Two summers ago I was working as a research assistant at the UCLA Center for Embedded Networked Sensing. I was a programmer on a few projects and mentored some high school students who were there to learn about computer science and how research works.
Most days that summer, after I was done with work, my friend Mike would pick me up and we’d drive to Santa Monica, meet up with Ely, and get tacos and ceviche from La Playita on Lincoln Boulevard. We’d bring the food back to Mike’s, watch an episode or two of Archer, and then code until we got tired. Mike and Ely were starting a startup and I was their unofficial intern. Mike would always say, “You’re helping us out, but I also want this experience to help you level up as a programmer.” He’d let me build out fairly big chunks of their backend and then he’d review my work and show me how to get better at stuff like API design and testing.
One day that summer, a few hours before Mike was due to pick me up, one of the high schoolers stopped by my desk to see what I was doing. He pointed at my terminal window.
“What is that?”
“It’s MySQL, a relational database system. You can write code that saves rows to tables in the database and then go back and query it for rows that match certain criteria. Right now I’m making something that will give me all of the precipitation measurements from a certain airport in a certain year.”
“Why do you need a separate server for that? I wrote a website in PHP once and it worked fine when I just saved the users to a text file.”
“How did you format the file?”
“Each user was on a different line, with their username and then a space and then their password. That way the line was easy to split up.”
“What would happen if you had a user with a space in their username or password?”

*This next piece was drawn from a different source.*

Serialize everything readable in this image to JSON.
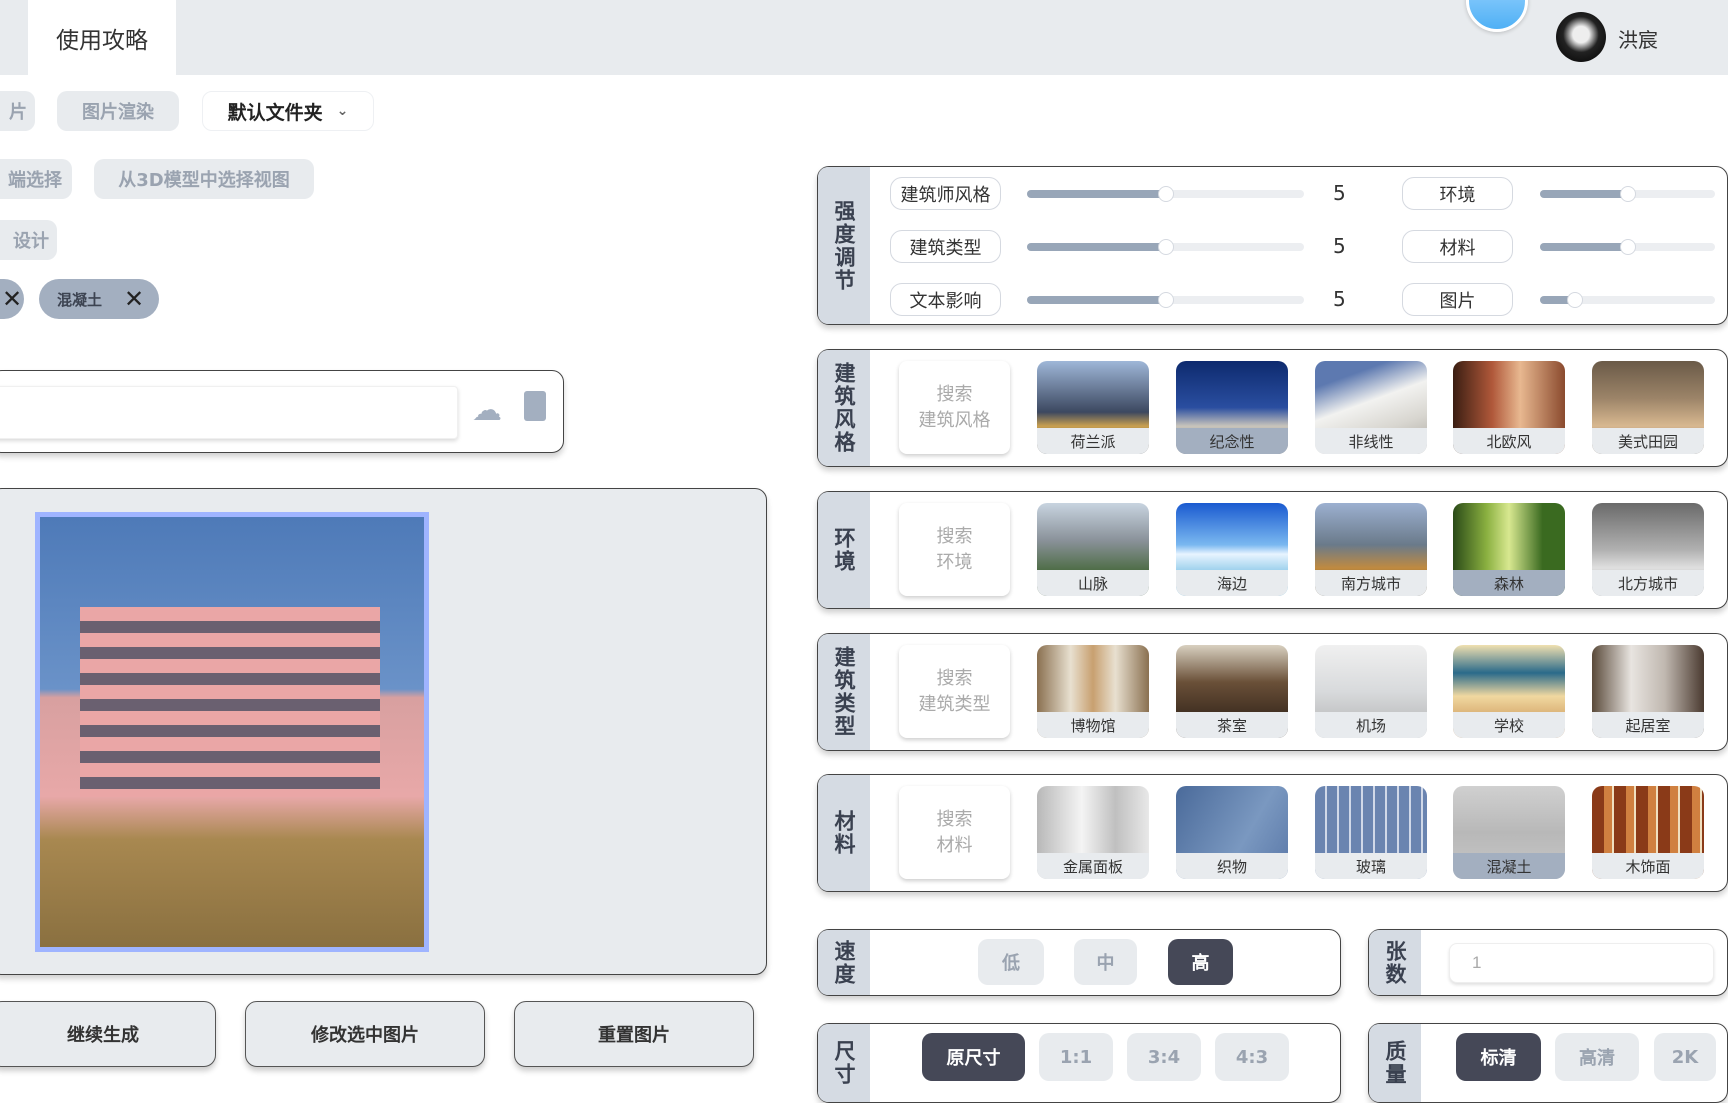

That was a “whoa” moment for me. Somewhere along the line I had actually internalized a little piece of software engineering well enough to be able to teach it to another human being. I had leveled up. I’ve had a handful of similar “whoa” moments throughout my short career. Realizing that I had finally grokked non-OO language paradigms on a basic level was a “whoa” moment, as was getting some kernel-level code to work for the first time. Shipping features for increasingly large projects is always a “whoa” moment. Getting a job offer is, too, though that’s usually accompanied by an audible “Yesssss!”
What bugs the hell out of me is that I don’t know how to consciously make the jump from one level to the next. I only know how to look back and say, “Whoa.”
There are certainly things that help, like learning new stuff, doing a lot of reading and writing, and talking to smart people, but this isn’t something that can be hacked. The O’Reilly book of my dreams has a unicorn on the cover. It just happens when it happens.
From what I can gather, plain old hard work is the only foolproof mechanism for leveling up. As much as I crave a more detailed heuristic, if it’s good enough for Conan it’s good enough for me.